### TASK PROMPT:
Please reproduce the entries exactly, skipping each picture.

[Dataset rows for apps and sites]
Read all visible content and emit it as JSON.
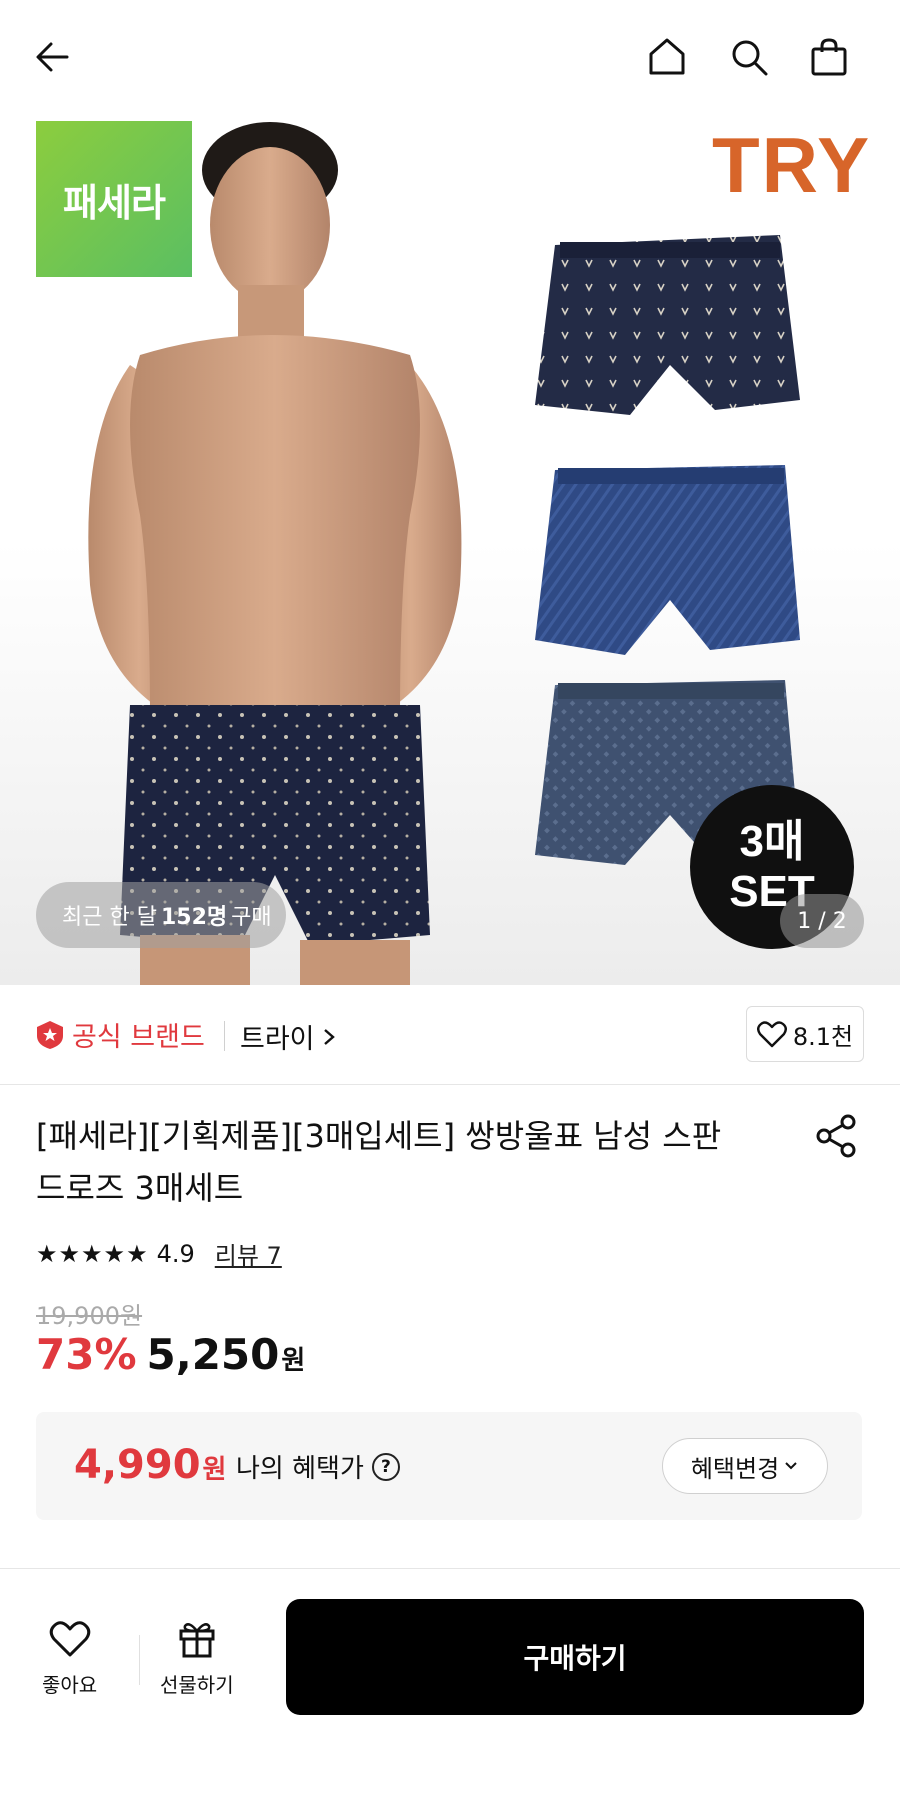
{
  "hero": {
    "brand_logo_text": "패세라",
    "brand_logo_color": "#6ec44f",
    "try_logo_text": "TRY",
    "try_logo_color": "#d7652a",
    "set_badge_line1": "3매",
    "set_badge_line2": "SET",
    "buy_count_prefix": "최근 한 달",
    "buy_count_number": "152명",
    "buy_count_suffix": "구매",
    "page_indicator": "1 / 2"
  },
  "brand_row": {
    "official_label": "공식 브랜드",
    "official_color": "#e0393e",
    "brand_name": "트라이",
    "like_count": "8.1천"
  },
  "product": {
    "title": "[패세라][기획제품][3매입세트] 쌍방울표 남성 스판 드로즈 3매세트",
    "stars": "★★★★★",
    "rating": "4.9",
    "review_link": "리뷰 7",
    "original_price": "19,900원",
    "discount": "73%",
    "price": "5,250",
    "won": "원"
  },
  "benefit": {
    "price": "4,990",
    "won": "원",
    "label": "나의 혜택가",
    "change_button": "혜택변경"
  },
  "bottom_bar": {
    "like_label": "좋아요",
    "gift_label": "선물하기",
    "buy_label": "구매하기"
  }
}
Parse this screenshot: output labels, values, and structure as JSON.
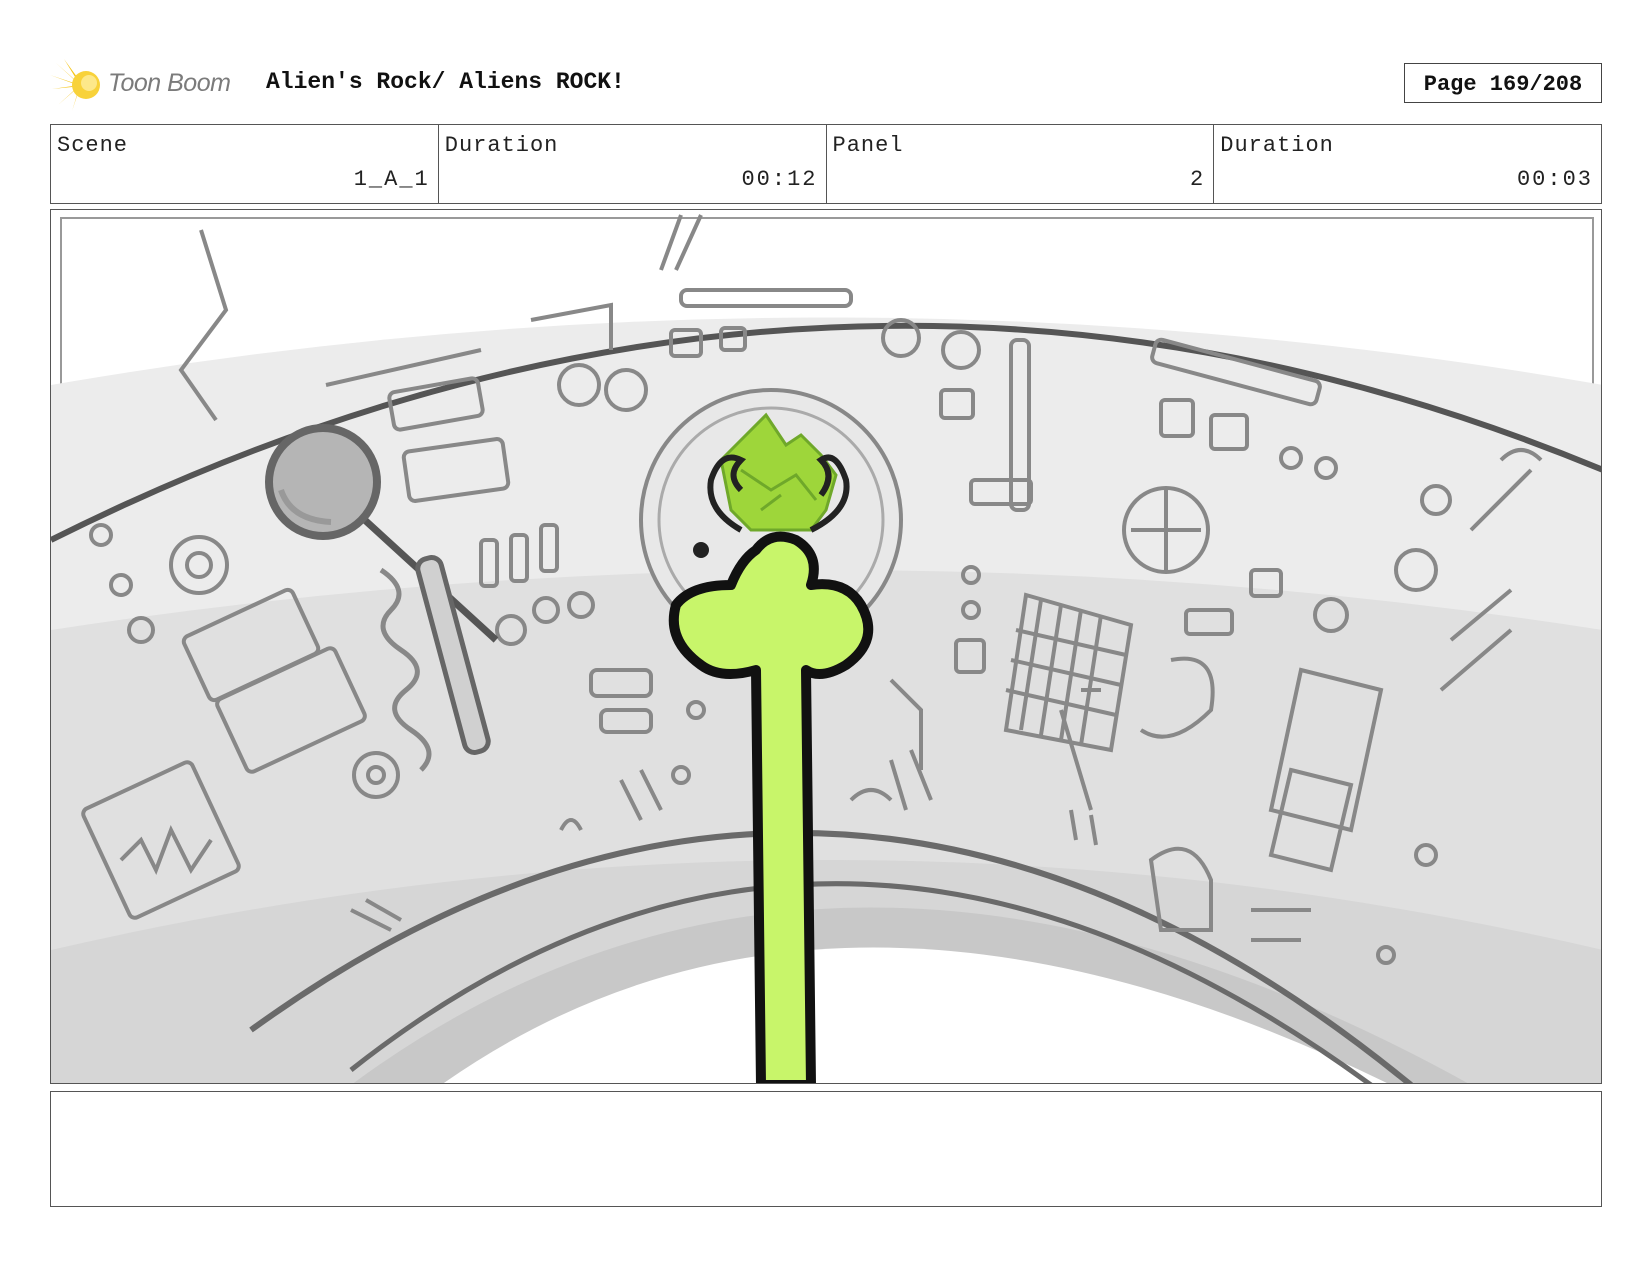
{
  "header": {
    "logo_text": "Toon Boom",
    "title": "Alien's Rock/ Aliens ROCK!",
    "page_label": "Page 169/208"
  },
  "info": [
    {
      "label": "Scene",
      "value": "1_A_1"
    },
    {
      "label": "Duration",
      "value": "00:12"
    },
    {
      "label": "Panel",
      "value": "2"
    },
    {
      "label": "Duration",
      "value": "00:03"
    }
  ],
  "notes": {
    "text": ""
  },
  "colors": {
    "alien_green": "#c8f56a",
    "crystal_green": "#9ed63a",
    "sketch_gray": "#7a7a7a",
    "shade_gray": "#d9d9d9",
    "logo_yellow": "#f5c518"
  }
}
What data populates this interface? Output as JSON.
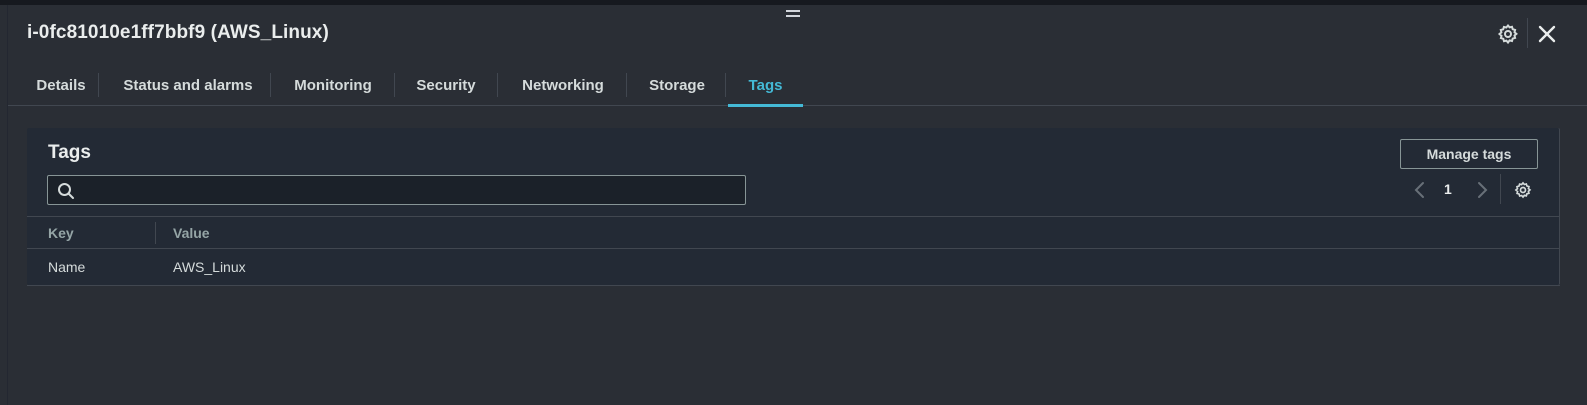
{
  "header": {
    "title": "i-0fc81010e1ff7bbf9 (AWS_Linux)",
    "settings_icon": "gear-icon",
    "close_icon": "close-icon"
  },
  "tabs": [
    {
      "label": "Details"
    },
    {
      "label": "Status and alarms"
    },
    {
      "label": "Monitoring"
    },
    {
      "label": "Security"
    },
    {
      "label": "Networking"
    },
    {
      "label": "Storage"
    },
    {
      "label": "Tags",
      "active": true
    }
  ],
  "tags_panel": {
    "title": "Tags",
    "manage_button": "Manage tags",
    "search": {
      "value": "",
      "placeholder": ""
    },
    "pagination": {
      "current_page": "1"
    },
    "columns": [
      "Key",
      "Value"
    ],
    "rows": [
      {
        "key": "Name",
        "value": "AWS_Linux"
      }
    ]
  },
  "colors": {
    "accent": "#44b9d6",
    "background": "#2a2e35",
    "panel": "#232a35"
  }
}
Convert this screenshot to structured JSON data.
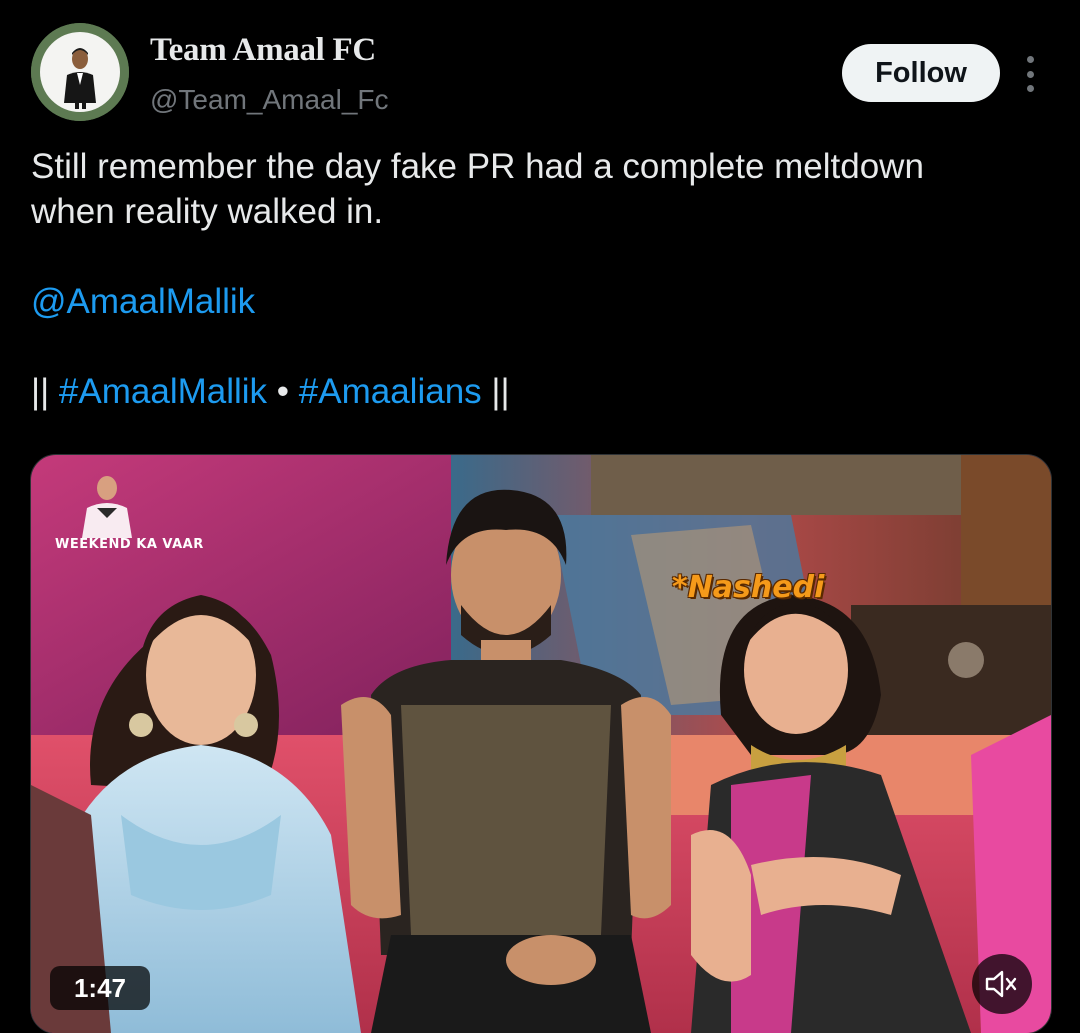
{
  "author": {
    "display_name": "Team Amaal FC",
    "handle": "@Team_Amaal_Fc",
    "avatar_icon": "profile-avatar"
  },
  "actions": {
    "follow_label": "Follow",
    "more_icon": "more-vertical-icon"
  },
  "tweet": {
    "text_line_1": "Still remember the day fake PR had a complete meltdown",
    "text_line_2": "when reality walked in.",
    "mention": "@AmaalMallik",
    "prefix_bars": "||",
    "hashtag_1": "#AmaalMallik",
    "separator": "•",
    "hashtag_2": "#Amaalians",
    "suffix_bars": "||"
  },
  "media": {
    "show_logo_text": "WEEKEND KA VAAR",
    "caption_overlay": "*Nashedi",
    "duration": "1:47",
    "mute_icon": "volume-muted-icon"
  },
  "colors": {
    "background": "#000000",
    "text": "#e7e9ea",
    "secondary_text": "#71767b",
    "link": "#1d9bf0",
    "follow_bg": "#eff3f4"
  }
}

### WRITTEN REPLY:
Read all visible content and emit it as JSON.
{
  "hero": {
    "brand_logo_text": "패세라",
    "brand_logo_color": "#6ec44f",
    "try_logo_text": "TRY",
    "try_logo_color": "#d7652a",
    "set_badge_line1": "3매",
    "set_badge_line2": "SET",
    "buy_count_prefix": "최근 한 달",
    "buy_count_number": "152명",
    "buy_count_suffix": "구매",
    "page_indicator": "1 / 2"
  },
  "brand_row": {
    "official_label": "공식 브랜드",
    "official_color": "#e0393e",
    "brand_name": "트라이",
    "like_count": "8.1천"
  },
  "product": {
    "title": "[패세라][기획제품][3매입세트] 쌍방울표 남성 스판 드로즈 3매세트",
    "stars": "★★★★★",
    "rating": "4.9",
    "review_link": "리뷰 7",
    "original_price": "19,900원",
    "discount": "73%",
    "price": "5,250",
    "won": "원"
  },
  "benefit": {
    "price": "4,990",
    "won": "원",
    "label": "나의 혜택가",
    "change_button": "혜택변경"
  },
  "bottom_bar": {
    "like_label": "좋아요",
    "gift_label": "선물하기",
    "buy_label": "구매하기"
  }
}
Parse this screenshot: output labels, values, and structure as JSON.
{
  "header": {
    "logo_text": "Toon Boom",
    "title": "Alien's Rock/ Aliens ROCK!",
    "page_label": "Page 169/208"
  },
  "info": [
    {
      "label": "Scene",
      "value": "1_A_1"
    },
    {
      "label": "Duration",
      "value": "00:12"
    },
    {
      "label": "Panel",
      "value": "2"
    },
    {
      "label": "Duration",
      "value": "00:03"
    }
  ],
  "notes": {
    "text": ""
  },
  "colors": {
    "alien_green": "#c8f56a",
    "crystal_green": "#9ed63a",
    "sketch_gray": "#7a7a7a",
    "shade_gray": "#d9d9d9",
    "logo_yellow": "#f5c518"
  }
}
What data populates this interface? Output as JSON.
{
  "header": {
    "title": "i-0fc81010e1ff7bbf9 (AWS_Linux)",
    "settings_icon": "gear-icon",
    "close_icon": "close-icon"
  },
  "tabs": [
    {
      "label": "Details"
    },
    {
      "label": "Status and alarms"
    },
    {
      "label": "Monitoring"
    },
    {
      "label": "Security"
    },
    {
      "label": "Networking"
    },
    {
      "label": "Storage"
    },
    {
      "label": "Tags",
      "active": true
    }
  ],
  "tags_panel": {
    "title": "Tags",
    "manage_button": "Manage tags",
    "search": {
      "value": "",
      "placeholder": ""
    },
    "pagination": {
      "current_page": "1"
    },
    "columns": [
      "Key",
      "Value"
    ],
    "rows": [
      {
        "key": "Name",
        "value": "AWS_Linux"
      }
    ]
  },
  "colors": {
    "accent": "#44b9d6",
    "background": "#2a2e35",
    "panel": "#232a35"
  }
}
Convert this screenshot to structured JSON data.
{
  "author": {
    "display_name": "Team Amaal FC",
    "handle": "@Team_Amaal_Fc",
    "avatar_icon": "profile-avatar"
  },
  "actions": {
    "follow_label": "Follow",
    "more_icon": "more-vertical-icon"
  },
  "tweet": {
    "text_line_1": "Still remember the day fake PR had a complete meltdown",
    "text_line_2": "when reality walked in.",
    "mention": "@AmaalMallik",
    "prefix_bars": "||",
    "hashtag_1": "#AmaalMallik",
    "separator": "•",
    "hashtag_2": "#Amaalians",
    "suffix_bars": "||"
  },
  "media": {
    "show_logo_text": "WEEKEND KA VAAR",
    "caption_overlay": "*Nashedi",
    "duration": "1:47",
    "mute_icon": "volume-muted-icon"
  },
  "colors": {
    "background": "#000000",
    "text": "#e7e9ea",
    "secondary_text": "#71767b",
    "link": "#1d9bf0",
    "follow_bg": "#eff3f4"
  }
}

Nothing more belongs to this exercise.